Problem to solve — Copy out the data in full and exactly, passing over the pictures.

Data for review —

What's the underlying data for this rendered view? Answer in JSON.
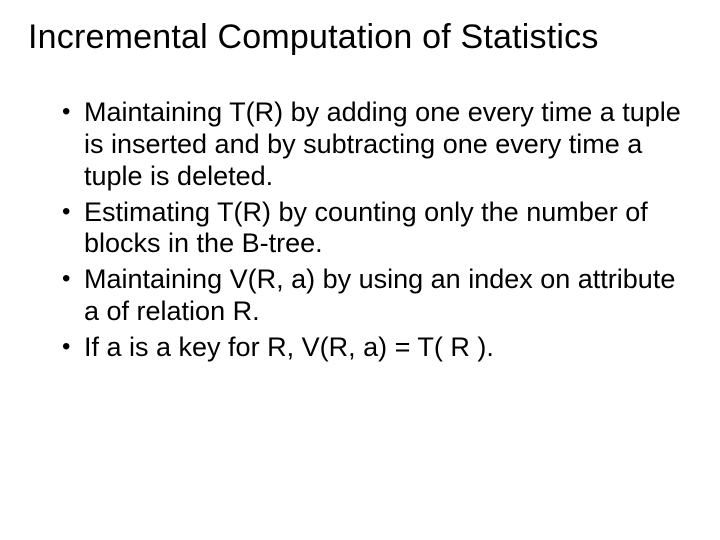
{
  "slide": {
    "title": "Incremental Computation of Statistics",
    "bullets": [
      "Maintaining T(R) by adding one every time a tuple is inserted and by subtracting one every time a tuple is deleted.",
      "Estimating T(R) by counting only the number of blocks in the B-tree.",
      "Maintaining V(R, a) by using an index on attribute a of relation R.",
      "If a is a key for R, V(R, a) = T( R )."
    ]
  }
}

Answer area —
What's the underlying data for this rendered view? Answer in JSON.
{
  "slide": {
    "title": "Incremental Computation of Statistics",
    "bullets": [
      "Maintaining T(R) by adding one every time a tuple is inserted and by subtracting one every time a tuple is deleted.",
      "Estimating T(R) by counting only the number of blocks in the B-tree.",
      "Maintaining V(R, a) by using an index on attribute a of relation R.",
      "If a is a key for R, V(R, a) = T( R )."
    ]
  }
}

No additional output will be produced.